US vessel builders seek urgent orders to catch offshore wind wave

Orders for US installation vessels are needed to secure limited shipyard capacity and meet a looming hike in offshore wind construction, vessel partners told Reuters Events.

A new fixed-rate investment tax credit (ITC) for offshore wind farms agreed by Congress in December has boosted the outlook for US offshore wind build over the next decade.

The new 30% ITC and 10-year construction deadline gives developers greater financial certainty and will support a wide range of investments in supply chain and port infrastructure in the coming months and years.

Vessel construction is a key priority for developers as there are currently no Wind Turbine Installation Vessels (WTIVs) made in the US.

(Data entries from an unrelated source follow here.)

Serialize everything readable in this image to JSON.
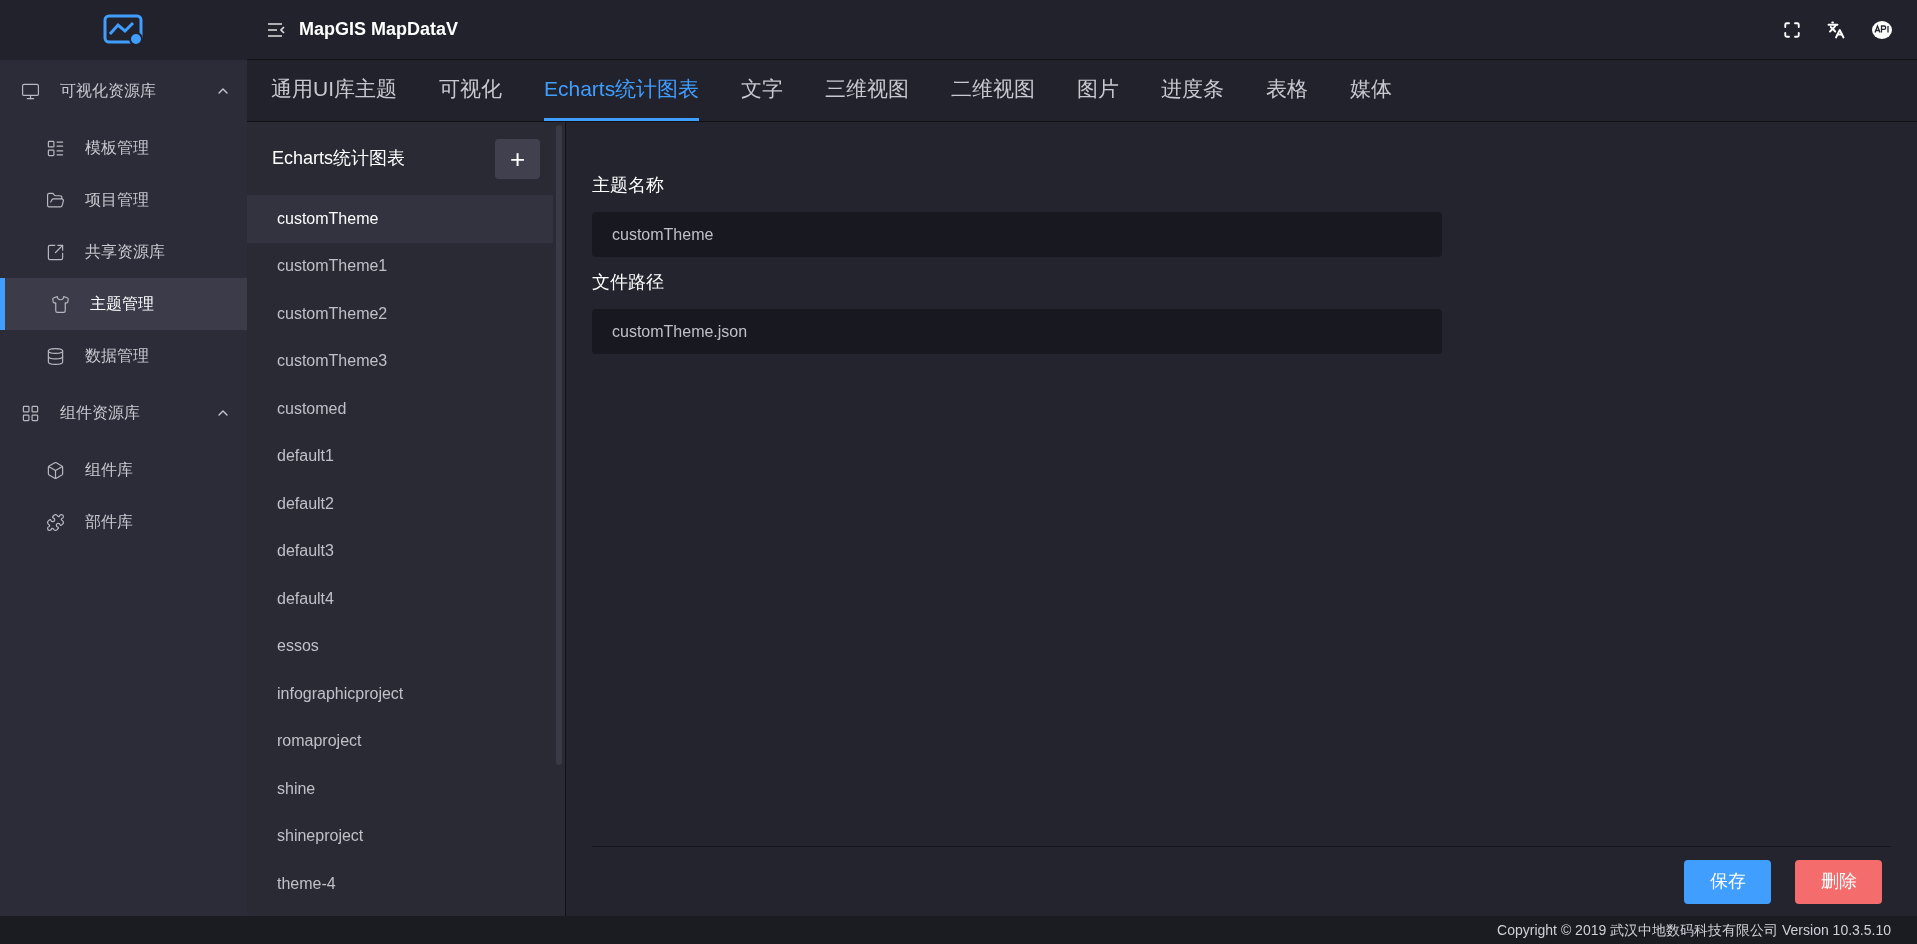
{
  "header": {
    "title": "MapGIS MapDataV"
  },
  "sidebar": {
    "groups": [
      {
        "label": "可视化资源库",
        "kind": "monitor",
        "expanded": true,
        "items": [
          {
            "label": "模板管理",
            "kind": "template",
            "selected": false
          },
          {
            "label": "项目管理",
            "kind": "folder",
            "selected": false
          },
          {
            "label": "共享资源库",
            "kind": "share",
            "selected": false
          },
          {
            "label": "主题管理",
            "kind": "shirt",
            "selected": true
          },
          {
            "label": "数据管理",
            "kind": "database",
            "selected": false
          }
        ]
      },
      {
        "label": "组件资源库",
        "kind": "grid",
        "expanded": true,
        "items": [
          {
            "label": "组件库",
            "kind": "box",
            "selected": false
          },
          {
            "label": "部件库",
            "kind": "puzzle",
            "selected": false
          }
        ]
      }
    ]
  },
  "tabs": [
    {
      "label": "通用UI库主题",
      "selected": false
    },
    {
      "label": "可视化",
      "selected": false
    },
    {
      "label": "Echarts统计图表",
      "selected": true
    },
    {
      "label": "文字",
      "selected": false
    },
    {
      "label": "三维视图",
      "selected": false
    },
    {
      "label": "二维视图",
      "selected": false
    },
    {
      "label": "图片",
      "selected": false
    },
    {
      "label": "进度条",
      "selected": false
    },
    {
      "label": "表格",
      "selected": false
    },
    {
      "label": "媒体",
      "selected": false
    }
  ],
  "theme_list": {
    "title": "Echarts统计图表",
    "add_button": "+",
    "items": [
      {
        "label": "customTheme",
        "selected": true
      },
      {
        "label": "customTheme1",
        "selected": false
      },
      {
        "label": "customTheme2",
        "selected": false
      },
      {
        "label": "customTheme3",
        "selected": false
      },
      {
        "label": "customed",
        "selected": false
      },
      {
        "label": "default1",
        "selected": false
      },
      {
        "label": "default2",
        "selected": false
      },
      {
        "label": "default3",
        "selected": false
      },
      {
        "label": "default4",
        "selected": false
      },
      {
        "label": "essos",
        "selected": false
      },
      {
        "label": "infographicproject",
        "selected": false
      },
      {
        "label": "romaproject",
        "selected": false
      },
      {
        "label": "shine",
        "selected": false
      },
      {
        "label": "shineproject",
        "selected": false
      },
      {
        "label": "theme-4",
        "selected": false
      }
    ]
  },
  "form": {
    "fields": [
      {
        "label": "主题名称",
        "value": "customTheme"
      },
      {
        "label": "文件路径",
        "value": "customTheme.json"
      }
    ],
    "buttons": [
      {
        "label": "保存",
        "kind": "primary"
      },
      {
        "label": "删除",
        "kind": "danger"
      }
    ]
  },
  "footer": {
    "text": "Copyright © 2019 武汉中地数码科技有限公司 Version 10.3.5.10"
  }
}
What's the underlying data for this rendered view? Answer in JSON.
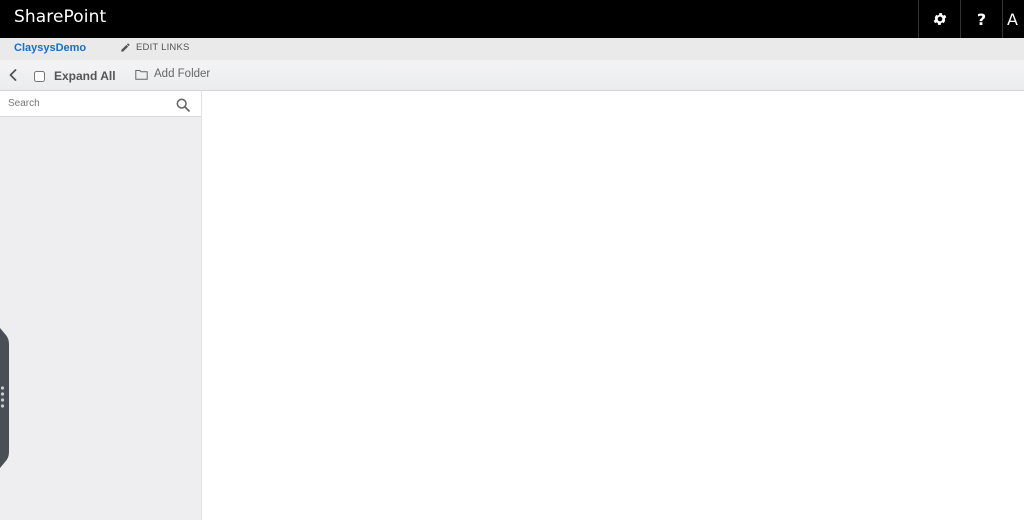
{
  "suitebar": {
    "brand": "SharePoint",
    "settings_icon": "gear-icon",
    "help_label": "?",
    "user_initial": "A"
  },
  "nav": {
    "site_title": "ClaysysDemo",
    "edit_links_label": "EDIT LINKS",
    "edit_icon": "pencil-icon"
  },
  "toolbar": {
    "back_icon": "chevron-left-icon",
    "expand_all_label": "Expand All",
    "expand_all_checked": false,
    "add_folder_label": "Add Folder",
    "folder_icon": "folder-icon"
  },
  "left_panel": {
    "search": {
      "placeholder": "Search",
      "value": ""
    },
    "handle_icon": "drag-handle-icon"
  },
  "colors": {
    "suitebar_bg": "#000000",
    "accent_link": "#1a6fc4",
    "panel_bg": "#eeeef0",
    "handle_bg": "#4a4f57"
  }
}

The US wind industry has set a target of 30 GW of offshore wind capacity by 2035 and orders for new US-made vessels are needed to fill a looming supply shortage. Under the US federal Jones Act, only US-flagged vessels can be used to ferry components to and from ports, ruling out purpose-built foreign installation vessels for transporting components.

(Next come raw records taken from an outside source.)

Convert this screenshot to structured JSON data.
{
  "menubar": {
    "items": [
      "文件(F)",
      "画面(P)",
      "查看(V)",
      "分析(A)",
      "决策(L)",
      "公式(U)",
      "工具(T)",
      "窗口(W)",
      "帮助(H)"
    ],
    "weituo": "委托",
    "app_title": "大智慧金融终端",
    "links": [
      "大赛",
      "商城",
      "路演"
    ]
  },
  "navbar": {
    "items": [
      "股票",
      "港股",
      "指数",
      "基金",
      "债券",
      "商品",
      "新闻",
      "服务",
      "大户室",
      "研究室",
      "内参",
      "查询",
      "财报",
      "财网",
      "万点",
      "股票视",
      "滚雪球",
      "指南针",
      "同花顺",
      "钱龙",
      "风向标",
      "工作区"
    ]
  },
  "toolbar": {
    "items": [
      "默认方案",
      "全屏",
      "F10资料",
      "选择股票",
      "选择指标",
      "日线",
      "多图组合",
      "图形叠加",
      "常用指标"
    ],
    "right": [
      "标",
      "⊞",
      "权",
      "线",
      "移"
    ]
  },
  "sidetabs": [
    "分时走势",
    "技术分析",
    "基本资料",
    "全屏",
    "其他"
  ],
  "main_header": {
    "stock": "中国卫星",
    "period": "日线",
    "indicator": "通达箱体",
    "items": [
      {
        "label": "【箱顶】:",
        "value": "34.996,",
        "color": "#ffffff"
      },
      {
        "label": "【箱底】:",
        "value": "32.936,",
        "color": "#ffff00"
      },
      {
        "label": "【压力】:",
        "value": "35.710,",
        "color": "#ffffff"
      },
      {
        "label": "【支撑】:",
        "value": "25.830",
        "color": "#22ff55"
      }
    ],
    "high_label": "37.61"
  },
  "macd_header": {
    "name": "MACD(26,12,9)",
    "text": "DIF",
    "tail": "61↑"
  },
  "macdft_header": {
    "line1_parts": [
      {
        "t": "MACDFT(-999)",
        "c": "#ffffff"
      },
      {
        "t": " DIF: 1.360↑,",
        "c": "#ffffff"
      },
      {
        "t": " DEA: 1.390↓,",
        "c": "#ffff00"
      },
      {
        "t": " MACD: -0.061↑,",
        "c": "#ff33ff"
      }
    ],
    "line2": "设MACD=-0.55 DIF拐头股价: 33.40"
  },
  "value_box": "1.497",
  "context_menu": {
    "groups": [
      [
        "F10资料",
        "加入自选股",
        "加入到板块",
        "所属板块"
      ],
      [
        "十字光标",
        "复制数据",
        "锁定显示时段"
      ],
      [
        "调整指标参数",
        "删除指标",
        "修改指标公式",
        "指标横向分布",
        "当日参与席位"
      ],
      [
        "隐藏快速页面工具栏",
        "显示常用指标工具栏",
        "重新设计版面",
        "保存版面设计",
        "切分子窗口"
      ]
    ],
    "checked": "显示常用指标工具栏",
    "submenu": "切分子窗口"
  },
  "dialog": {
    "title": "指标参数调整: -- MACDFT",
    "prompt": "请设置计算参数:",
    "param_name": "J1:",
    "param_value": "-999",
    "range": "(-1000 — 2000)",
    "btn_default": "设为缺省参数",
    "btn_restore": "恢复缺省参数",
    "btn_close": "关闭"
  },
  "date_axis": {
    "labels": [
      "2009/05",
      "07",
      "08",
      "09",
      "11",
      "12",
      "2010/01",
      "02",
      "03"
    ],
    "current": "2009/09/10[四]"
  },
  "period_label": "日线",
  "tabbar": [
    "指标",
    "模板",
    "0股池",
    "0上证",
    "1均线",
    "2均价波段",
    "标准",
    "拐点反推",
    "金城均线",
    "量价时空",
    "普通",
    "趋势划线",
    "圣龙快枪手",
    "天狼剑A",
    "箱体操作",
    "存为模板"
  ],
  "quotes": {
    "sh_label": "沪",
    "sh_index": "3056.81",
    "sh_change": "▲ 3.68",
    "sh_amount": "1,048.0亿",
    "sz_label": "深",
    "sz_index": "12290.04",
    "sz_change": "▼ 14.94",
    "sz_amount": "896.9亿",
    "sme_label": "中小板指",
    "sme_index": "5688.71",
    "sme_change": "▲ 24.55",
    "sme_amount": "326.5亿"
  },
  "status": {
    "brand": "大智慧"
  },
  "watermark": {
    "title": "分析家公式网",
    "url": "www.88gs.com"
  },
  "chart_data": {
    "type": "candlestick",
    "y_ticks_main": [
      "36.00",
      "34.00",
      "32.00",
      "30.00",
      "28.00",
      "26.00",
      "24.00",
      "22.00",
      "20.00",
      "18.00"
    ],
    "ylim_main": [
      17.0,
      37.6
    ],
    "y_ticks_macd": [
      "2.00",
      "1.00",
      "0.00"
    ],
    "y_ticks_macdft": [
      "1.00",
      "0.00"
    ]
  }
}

  US offshore wind procurement timelines by state

                                 (Click image to enlarge)

Source: National Renewable Energy Laboratory (NREL), October 2020

In December, shipbuilder Keppel announced it would build the US' first WTIV for developer Dominion Energy at its shipyard in Brownsville, Texas. Scheduled for delivery in 2023, the 'Charybdis' vessel will be used on Dominion's 2.6 GW Virginia Coastal Offshore Wind (VCOW) project and available for up to 5 GW of U.S. East Coast projects through 2027.

Orders for additional vessels are urgently required for shipbuilders to commit financing and secure the limited amount of US shipyard capacity that is equipped for the job, vessel partners told Reuters Events.

A WTIV can install 70 to 100 turbines a year, so three to five vessels will be needed to install 30 GW by 2035, Jan-Mark Meeuwisse, Commercial Director Renewables at GustoMSC, the Dutch group that designed the Charybdis, said.

Only two or three US shipyards may be able to perform the work, due to large width requirements and high tensile steel and plating needs, Meeuwisse warned.

"The number of shipyards is limited and they are predominantly located in the Gulf [of Mexico]," he said.

Vessel pressures

The Charybdis will be one of the largest WTIVs ever built and the engineering, procurement and construction (EPC) contract is valued at $600 million.

The construction of large WTIVs is complex and technically challenging and requires a shipyard with “physical size, capacity, knowhow and experience," Blair Ainslie, CEO of UK-based vessel owner Seajacks, said.

Seajacks owns a fleet of jack-up vessels and is advising Dominion on the design and delivery of the Charybdis. The company will also provide further assistance during the installation and operations and maintenance (O&M) phases.

The Charybdis will have a length 472 feet, a width of 184 feet, and feature a crane with capacity 2,200 tons and boom length 426 feet.

The large dimensions and lifting capabilities highlight how rising turbine capacities are impacting the supply chain. The Charybdis will be capable of installing turbines of capacity in excess of 12 MW, Keppler said. Some developers are already planning to install 13 MW turbines in the coming years and larger capacities are expected going forward.

                   Average turbine dimensions on new offshore wind farms

                                                           (Click image to enlarge)

Source: NREL, October 2020

Feeder vessels with "heave compensation" will also be required to lift off delicate turbine components but these can be built in East Coast shipyards due to their smaller widths, Meeuwisse said.

Global risks

The first large US projects may be forced to rely on European installation vessels due to time constraints.

Under this approach, the developer relies on US-flagged tugs and barges to transport components to site. Demand for the installation vessels in European and Asian offshore wind markets would increase project risk, Meeuwisse said. The UK alone plans to build 30 GW of new offshore wind capacity in the next 10 years while the European Union aims to install almost 50 GW.

The installation vessels would also be required to perform certain maintenance work, like the replacement of blades, Meeuwisse noted.

Vineyard Wind, developer of the US' first large offshore wind project in Massachusetts, plans to reach financial close in the second half of this year and deliver power by 2023. Vineyard Wind is co-owned by Iberdrola subsidiary Avangrid and Copenhagen Infrastructure Partners and may provide more details of its vessel strategy in the coming weeks, a spokesperson for the group said.

US offshore wind construction will ramp up significantly from around 2025 and vessel builders urgently require long-term orders to commit finances and meet wind industry objectives.

Shipbuilders require around 12 months to identify and tender for shipyard capacity and construction can take at least three years, Ainslie said.

“If you want a Jones Act compliant WTIV ready to install components in 2025 then you had better start tomorrow,” he said.

Reporting by Neil Ford

Editing by Robin Sayles